-- INFORMATION PROVIDED follows --

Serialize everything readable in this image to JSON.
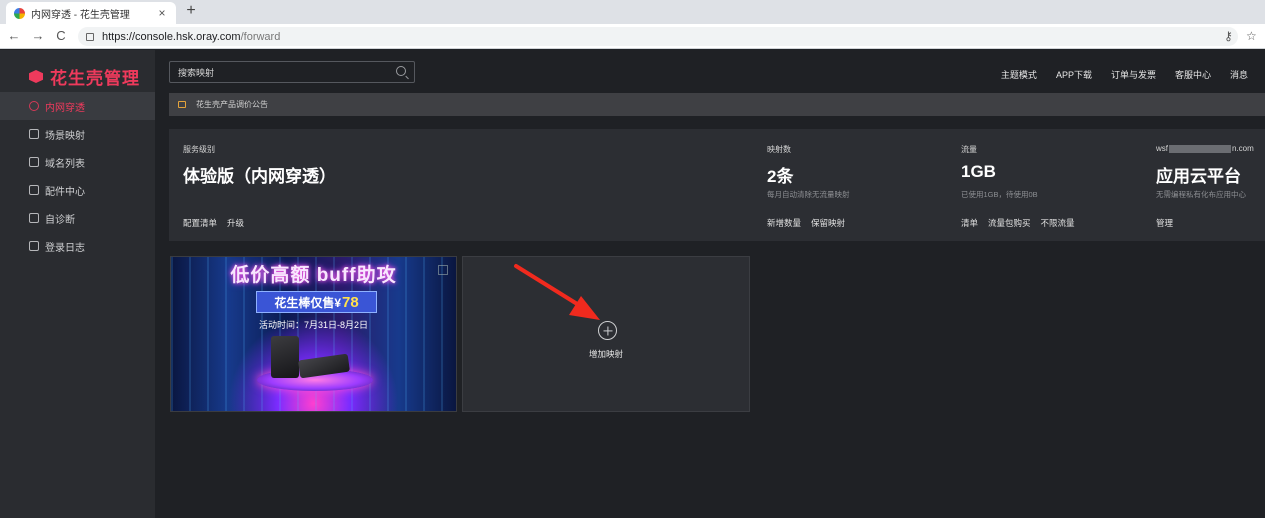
{
  "browser": {
    "tab_title": "内网穿透 - 花生壳管理",
    "tab_close": "×",
    "new_tab": "+",
    "back": "←",
    "forward": "→",
    "reload": "C",
    "url_host": "https://console.hsk.oray.com",
    "url_path": "/forward",
    "key_icon_glyph": "⚷",
    "star_icon_glyph": "☆"
  },
  "app": {
    "logo_text": "花生壳管理",
    "brand_color": "#ee3a5c",
    "search": {
      "placeholder": "搜索映射"
    },
    "top_nav": [
      "主题模式",
      "APP下载",
      "订单与发票",
      "客服中心",
      "消息"
    ],
    "notice": "花生壳产品调价公告"
  },
  "sidebar": {
    "items": [
      {
        "label": "内网穿透",
        "icon": "globe-icon",
        "active": true
      },
      {
        "label": "场景映射",
        "icon": "route-icon",
        "active": false
      },
      {
        "label": "域名列表",
        "icon": "domain-icon",
        "active": false
      },
      {
        "label": "配件中心",
        "icon": "grid-icon",
        "active": false
      },
      {
        "label": "自诊断",
        "icon": "diagnose-icon",
        "active": false
      },
      {
        "label": "登录日志",
        "icon": "log-icon",
        "active": false
      }
    ]
  },
  "stats": {
    "service": {
      "label": "服务级别",
      "value": "体验版（内网穿透）",
      "links": [
        "配置清单",
        "升级"
      ]
    },
    "mappings": {
      "label": "映射数",
      "value": "2条",
      "sub": "每月自动清除无流量映射",
      "links": [
        "新增数量",
        "保留映射"
      ]
    },
    "traffic": {
      "label": "流量",
      "value": "1GB",
      "sub": "已使用1GB，待使用0B",
      "links": [
        "清单",
        "流量包购买",
        "不限流量"
      ]
    },
    "account": {
      "label_prefix": "wsf",
      "label_suffix": "n.com",
      "value": "应用云平台",
      "sub": "无需编程私有化布应用中心",
      "links": [
        "管理"
      ]
    }
  },
  "banner": {
    "headline": "低价高额 buff助攻",
    "price_prefix": "花生棒仅售¥",
    "price_value": "78",
    "date": "活动时间：7月31日-8月2日"
  },
  "add_mapping": {
    "label": "增加映射"
  }
}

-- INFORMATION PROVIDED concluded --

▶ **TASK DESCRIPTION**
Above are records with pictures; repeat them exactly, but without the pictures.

▶ **SOLUTION**
Serialize everything readable in this image to JSON.
{
  "browser": {
    "tab_title": "内网穿透 - 花生壳管理",
    "tab_close": "×",
    "new_tab": "+",
    "back": "←",
    "forward": "→",
    "reload": "C",
    "url_host": "https://console.hsk.oray.com",
    "url_path": "/forward",
    "key_icon_glyph": "⚷",
    "star_icon_glyph": "☆"
  },
  "app": {
    "logo_text": "花生壳管理",
    "brand_color": "#ee3a5c",
    "search": {
      "placeholder": "搜索映射"
    },
    "top_nav": [
      "主题模式",
      "APP下载",
      "订单与发票",
      "客服中心",
      "消息"
    ],
    "notice": "花生壳产品调价公告"
  },
  "sidebar": {
    "items": [
      {
        "label": "内网穿透",
        "icon": "globe-icon",
        "active": true
      },
      {
        "label": "场景映射",
        "icon": "route-icon",
        "active": false
      },
      {
        "label": "域名列表",
        "icon": "domain-icon",
        "active": false
      },
      {
        "label": "配件中心",
        "icon": "grid-icon",
        "active": false
      },
      {
        "label": "自诊断",
        "icon": "diagnose-icon",
        "active": false
      },
      {
        "label": "登录日志",
        "icon": "log-icon",
        "active": false
      }
    ]
  },
  "stats": {
    "service": {
      "label": "服务级别",
      "value": "体验版（内网穿透）",
      "links": [
        "配置清单",
        "升级"
      ]
    },
    "mappings": {
      "label": "映射数",
      "value": "2条",
      "sub": "每月自动清除无流量映射",
      "links": [
        "新增数量",
        "保留映射"
      ]
    },
    "traffic": {
      "label": "流量",
      "value": "1GB",
      "sub": "已使用1GB，待使用0B",
      "links": [
        "清单",
        "流量包购买",
        "不限流量"
      ]
    },
    "account": {
      "label_prefix": "wsf",
      "label_suffix": "n.com",
      "value": "应用云平台",
      "sub": "无需编程私有化布应用中心",
      "links": [
        "管理"
      ]
    }
  },
  "banner": {
    "headline": "低价高额 buff助攻",
    "price_prefix": "花生棒仅售¥",
    "price_value": "78",
    "date": "活动时间：7月31日-8月2日"
  },
  "add_mapping": {
    "label": "增加映射"
  }
}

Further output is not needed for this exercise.